● Data shown:
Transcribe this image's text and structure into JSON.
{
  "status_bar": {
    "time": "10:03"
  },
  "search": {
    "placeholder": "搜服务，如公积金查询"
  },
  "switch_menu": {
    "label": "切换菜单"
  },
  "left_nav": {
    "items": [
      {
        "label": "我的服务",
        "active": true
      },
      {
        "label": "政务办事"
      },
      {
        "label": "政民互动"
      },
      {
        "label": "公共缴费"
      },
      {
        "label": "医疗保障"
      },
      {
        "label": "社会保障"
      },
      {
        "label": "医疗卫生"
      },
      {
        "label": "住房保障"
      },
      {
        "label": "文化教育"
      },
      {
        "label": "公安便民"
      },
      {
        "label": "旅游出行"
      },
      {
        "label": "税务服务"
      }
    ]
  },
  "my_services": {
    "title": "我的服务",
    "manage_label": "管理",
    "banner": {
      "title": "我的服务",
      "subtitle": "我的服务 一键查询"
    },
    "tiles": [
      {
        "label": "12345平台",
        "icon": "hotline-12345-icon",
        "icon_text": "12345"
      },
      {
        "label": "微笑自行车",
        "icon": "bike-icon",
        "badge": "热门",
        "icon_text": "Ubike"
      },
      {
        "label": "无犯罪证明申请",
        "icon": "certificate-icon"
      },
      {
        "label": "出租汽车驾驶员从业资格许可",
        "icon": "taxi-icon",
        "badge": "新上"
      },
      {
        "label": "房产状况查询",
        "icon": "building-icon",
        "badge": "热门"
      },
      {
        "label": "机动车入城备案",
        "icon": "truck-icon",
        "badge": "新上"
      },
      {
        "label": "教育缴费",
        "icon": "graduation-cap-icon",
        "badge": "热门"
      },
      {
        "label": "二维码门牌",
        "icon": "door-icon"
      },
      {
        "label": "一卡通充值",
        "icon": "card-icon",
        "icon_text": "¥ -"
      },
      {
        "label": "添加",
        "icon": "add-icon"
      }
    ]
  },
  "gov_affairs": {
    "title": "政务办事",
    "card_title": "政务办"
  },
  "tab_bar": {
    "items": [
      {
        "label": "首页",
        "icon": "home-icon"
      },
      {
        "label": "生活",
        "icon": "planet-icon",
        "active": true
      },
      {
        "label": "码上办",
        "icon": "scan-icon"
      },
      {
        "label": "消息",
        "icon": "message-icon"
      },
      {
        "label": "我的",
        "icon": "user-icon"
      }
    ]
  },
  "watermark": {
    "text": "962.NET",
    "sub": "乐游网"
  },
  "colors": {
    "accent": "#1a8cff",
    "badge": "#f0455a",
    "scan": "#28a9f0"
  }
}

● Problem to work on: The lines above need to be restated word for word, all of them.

● Answer below:
Transcribe this image's text and structure into JSON.
{
  "status_bar": {
    "time": "10:03"
  },
  "search": {
    "placeholder": "搜服务，如公积金查询"
  },
  "switch_menu": {
    "label": "切换菜单"
  },
  "left_nav": {
    "items": [
      {
        "label": "我的服务",
        "active": true
      },
      {
        "label": "政务办事"
      },
      {
        "label": "政民互动"
      },
      {
        "label": "公共缴费"
      },
      {
        "label": "医疗保障"
      },
      {
        "label": "社会保障"
      },
      {
        "label": "医疗卫生"
      },
      {
        "label": "住房保障"
      },
      {
        "label": "文化教育"
      },
      {
        "label": "公安便民"
      },
      {
        "label": "旅游出行"
      },
      {
        "label": "税务服务"
      }
    ]
  },
  "my_services": {
    "title": "我的服务",
    "manage_label": "管理",
    "banner": {
      "title": "我的服务",
      "subtitle": "我的服务 一键查询"
    },
    "tiles": [
      {
        "label": "12345平台",
        "icon": "hotline-12345-icon",
        "icon_text": "12345"
      },
      {
        "label": "微笑自行车",
        "icon": "bike-icon",
        "badge": "热门",
        "icon_text": "Ubike"
      },
      {
        "label": "无犯罪证明申请",
        "icon": "certificate-icon"
      },
      {
        "label": "出租汽车驾驶员从业资格许可",
        "icon": "taxi-icon",
        "badge": "新上"
      },
      {
        "label": "房产状况查询",
        "icon": "building-icon",
        "badge": "热门"
      },
      {
        "label": "机动车入城备案",
        "icon": "truck-icon",
        "badge": "新上"
      },
      {
        "label": "教育缴费",
        "icon": "graduation-cap-icon",
        "badge": "热门"
      },
      {
        "label": "二维码门牌",
        "icon": "door-icon"
      },
      {
        "label": "一卡通充值",
        "icon": "card-icon",
        "icon_text": "¥ -"
      },
      {
        "label": "添加",
        "icon": "add-icon"
      }
    ]
  },
  "gov_affairs": {
    "title": "政务办事",
    "card_title": "政务办"
  },
  "tab_bar": {
    "items": [
      {
        "label": "首页",
        "icon": "home-icon"
      },
      {
        "label": "生活",
        "icon": "planet-icon",
        "active": true
      },
      {
        "label": "码上办",
        "icon": "scan-icon"
      },
      {
        "label": "消息",
        "icon": "message-icon"
      },
      {
        "label": "我的",
        "icon": "user-icon"
      }
    ]
  },
  "watermark": {
    "text": "962.NET",
    "sub": "乐游网"
  },
  "colors": {
    "accent": "#1a8cff",
    "badge": "#f0455a",
    "scan": "#28a9f0"
  }
}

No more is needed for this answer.